NCASE Resource Library
This issue brief summarizes how afterschool and summer programs can support positive outcomes like relationships and relationship skills, sense of agency, and identify development. It includes links to research.
This issue brief explores how afterschool and summer programs and systems are well positioned to be strong partners in supporting children and families as things reopen during the pandemic.
The Science of Learning and Development (SoLD) Alliance is exploring ways to strengthen systems and support for whole child learning and development.
This issue brief provides an overview of the prevalence of mental health issues for children and youth. It explores how schools are often the de facto mental health system for children; therefore, schools could be a first step for afterschool programs wanting partnerships for support on mental health needs.

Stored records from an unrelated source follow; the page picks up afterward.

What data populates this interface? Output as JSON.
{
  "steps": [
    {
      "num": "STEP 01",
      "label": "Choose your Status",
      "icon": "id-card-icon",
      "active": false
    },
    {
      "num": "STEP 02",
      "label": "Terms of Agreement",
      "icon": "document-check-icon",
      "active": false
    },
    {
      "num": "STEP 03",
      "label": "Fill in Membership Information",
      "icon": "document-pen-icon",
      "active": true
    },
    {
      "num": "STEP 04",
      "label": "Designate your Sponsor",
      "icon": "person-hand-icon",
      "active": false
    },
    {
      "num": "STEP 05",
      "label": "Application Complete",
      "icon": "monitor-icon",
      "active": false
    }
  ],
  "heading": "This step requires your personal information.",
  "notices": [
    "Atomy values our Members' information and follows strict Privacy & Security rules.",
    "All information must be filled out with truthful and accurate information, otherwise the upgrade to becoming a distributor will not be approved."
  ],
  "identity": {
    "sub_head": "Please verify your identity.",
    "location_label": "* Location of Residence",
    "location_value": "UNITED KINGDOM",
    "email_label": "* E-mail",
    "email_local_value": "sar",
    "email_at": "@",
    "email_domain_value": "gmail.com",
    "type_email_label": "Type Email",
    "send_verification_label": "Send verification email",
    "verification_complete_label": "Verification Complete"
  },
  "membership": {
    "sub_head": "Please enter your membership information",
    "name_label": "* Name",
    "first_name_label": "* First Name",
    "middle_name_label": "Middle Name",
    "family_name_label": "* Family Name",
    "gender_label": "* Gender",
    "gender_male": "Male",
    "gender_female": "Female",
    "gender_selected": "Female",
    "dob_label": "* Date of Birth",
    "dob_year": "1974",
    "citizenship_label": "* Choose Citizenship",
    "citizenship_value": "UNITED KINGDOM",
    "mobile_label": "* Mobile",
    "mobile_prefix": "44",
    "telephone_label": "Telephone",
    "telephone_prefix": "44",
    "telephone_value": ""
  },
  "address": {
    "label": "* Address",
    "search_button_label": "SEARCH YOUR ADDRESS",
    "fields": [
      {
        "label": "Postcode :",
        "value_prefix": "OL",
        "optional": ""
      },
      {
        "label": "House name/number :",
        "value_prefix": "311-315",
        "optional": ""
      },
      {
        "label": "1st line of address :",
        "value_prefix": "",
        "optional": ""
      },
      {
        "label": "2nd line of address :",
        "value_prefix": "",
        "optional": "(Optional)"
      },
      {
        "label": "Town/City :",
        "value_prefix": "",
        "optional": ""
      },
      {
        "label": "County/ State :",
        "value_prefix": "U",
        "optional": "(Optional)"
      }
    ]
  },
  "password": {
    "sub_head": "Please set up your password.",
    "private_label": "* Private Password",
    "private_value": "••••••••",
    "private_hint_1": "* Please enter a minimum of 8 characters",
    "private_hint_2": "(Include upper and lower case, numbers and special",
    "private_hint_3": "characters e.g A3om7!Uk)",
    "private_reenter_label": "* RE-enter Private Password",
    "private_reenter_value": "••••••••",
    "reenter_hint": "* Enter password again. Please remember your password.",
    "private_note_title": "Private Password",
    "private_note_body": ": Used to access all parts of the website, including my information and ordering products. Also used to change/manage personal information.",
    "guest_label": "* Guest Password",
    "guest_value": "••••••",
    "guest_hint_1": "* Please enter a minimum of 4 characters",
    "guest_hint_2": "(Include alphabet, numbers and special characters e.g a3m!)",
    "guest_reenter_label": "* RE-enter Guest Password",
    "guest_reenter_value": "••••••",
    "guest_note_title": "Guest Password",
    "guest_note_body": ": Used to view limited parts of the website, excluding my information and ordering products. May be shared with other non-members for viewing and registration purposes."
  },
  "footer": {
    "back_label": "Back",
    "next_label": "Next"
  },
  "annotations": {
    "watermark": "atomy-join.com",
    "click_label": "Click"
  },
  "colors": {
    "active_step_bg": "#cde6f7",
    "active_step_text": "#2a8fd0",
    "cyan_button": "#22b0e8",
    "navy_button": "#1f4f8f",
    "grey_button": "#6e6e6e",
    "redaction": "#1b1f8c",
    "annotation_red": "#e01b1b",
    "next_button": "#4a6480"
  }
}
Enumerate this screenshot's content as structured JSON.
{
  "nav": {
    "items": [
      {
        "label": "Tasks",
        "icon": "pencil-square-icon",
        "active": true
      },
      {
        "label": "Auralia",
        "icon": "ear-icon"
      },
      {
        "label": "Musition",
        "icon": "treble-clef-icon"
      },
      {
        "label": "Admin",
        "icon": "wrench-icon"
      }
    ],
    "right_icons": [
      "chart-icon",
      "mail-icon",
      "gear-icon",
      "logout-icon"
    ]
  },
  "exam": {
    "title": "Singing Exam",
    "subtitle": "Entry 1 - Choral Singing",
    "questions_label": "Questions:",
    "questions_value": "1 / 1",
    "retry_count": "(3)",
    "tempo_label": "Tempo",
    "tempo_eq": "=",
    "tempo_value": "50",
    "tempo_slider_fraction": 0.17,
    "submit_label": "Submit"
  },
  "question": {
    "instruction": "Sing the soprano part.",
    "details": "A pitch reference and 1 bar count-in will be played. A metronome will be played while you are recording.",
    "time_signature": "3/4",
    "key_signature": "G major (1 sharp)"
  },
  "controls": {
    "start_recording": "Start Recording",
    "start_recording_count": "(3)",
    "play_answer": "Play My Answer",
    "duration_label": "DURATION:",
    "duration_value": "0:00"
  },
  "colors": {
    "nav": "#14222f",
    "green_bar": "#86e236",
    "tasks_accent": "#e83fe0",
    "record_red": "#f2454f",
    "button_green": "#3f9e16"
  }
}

This issue brief describes the importance and impact of involving families in youth development programs. It presents examples of how programs that are part of the New York City Department of Youth and Community Development have used three strategies to engage families: communication, participation, and partnerships.
This brief outlines the "soft skills" that are needed to be successful in the workplace in the 21st century, and how Out-of-School Time (OST) practitioners can be more proactive in supporting the development of these employability skills. This resource may be especially useful to those OST practitioners working with older youth.
This issue brief provides an easy-to-understand overview of the research on the development of social and emotional competencies in youth. It includes work done on how to define the concepts, research on how Out-of-School Time (OST) programs contribute to growth, and recommendations on next steps for practitioners and researchers.
This issue brief provides a summary of research that identifies three dimensions that lead to suspension and expulsion: (1) absence of a deep understanding of child development with staff; (2) implicit bias; and (3) children who need more and different support than can be provided in an educational or early learning setting alone.
This issue brief explores how in-school educators, afterschool providers, families, and policy makers can work together to build social emotional skills youth need to succeed. The brief explores the policy context for social-emotional learning, how it is currently implemented in afterschool and school settings, and suggestions for how the two can partner on this issue.